RECORDS SHOWN Start Marker

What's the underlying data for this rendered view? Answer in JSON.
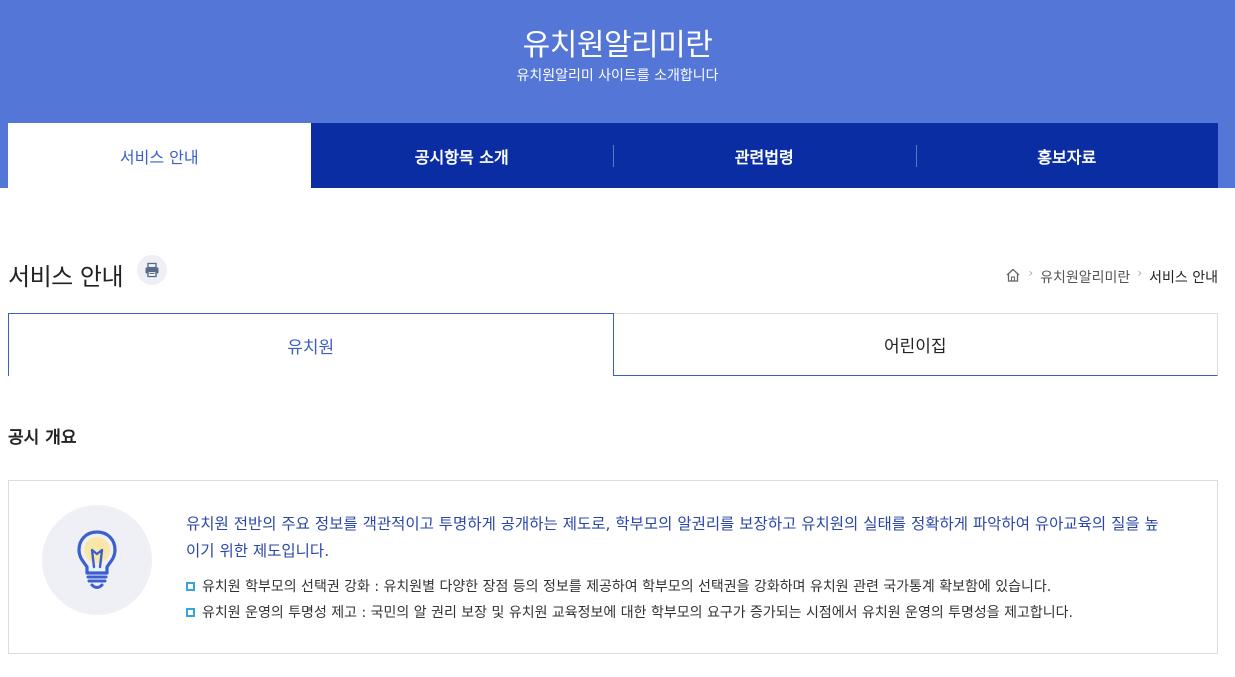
{
  "hero": {
    "title": "유치원알리미란",
    "subtitle": "유치원알리미 사이트를 소개합니다"
  },
  "gnb": [
    {
      "label": "서비스 안내",
      "active": true
    },
    {
      "label": "공시항목 소개",
      "active": false
    },
    {
      "label": "관련법령",
      "active": false
    },
    {
      "label": "홍보자료",
      "active": false
    }
  ],
  "page": {
    "title": "서비스 안내",
    "print_icon": "print-icon"
  },
  "breadcrumb": {
    "home_icon": "home-icon",
    "items": [
      "유치원알리미란",
      "서비스 안내"
    ]
  },
  "tabs": [
    {
      "label": "유치원",
      "active": true
    },
    {
      "label": "어린이집",
      "active": false
    }
  ],
  "section": {
    "title": "공시 개요",
    "icon": "lightbulb-icon",
    "lead": "유치원 전반의 주요 정보를 객관적이고 투명하게 공개하는 제도로, 학부모의 알권리를 보장하고 유치원의 실태를 정확하게 파악하여 유아교육의 질을 높이기 위한 제도입니다.",
    "bullets": [
      "유치원 학부모의 선택권 강화 : 유치원별 다양한 장점 등의 정보를 제공하여 학부모의 선택권을 강화하며 유치원 관련 국가통계 확보함에 있습니다.",
      "유치원 운영의 투명성 제고 : 국민의 알 권리 보장 및 유치원 교육정보에 대한 학부모의 요구가 증가되는 시점에서 유치원 운영의 투명성을 제고합니다."
    ]
  },
  "colors": {
    "hero_bg": "#5476d6",
    "gnb_bg": "#0a2da3",
    "accent": "#3a5fc8",
    "bullet_square": "#35a4e0"
  }
}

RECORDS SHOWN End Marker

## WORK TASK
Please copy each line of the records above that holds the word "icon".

## REPLY TO THE TASK
    "print_icon": "print-icon"
    "home_icon": "home-icon",
    "icon": "lightbulb-icon",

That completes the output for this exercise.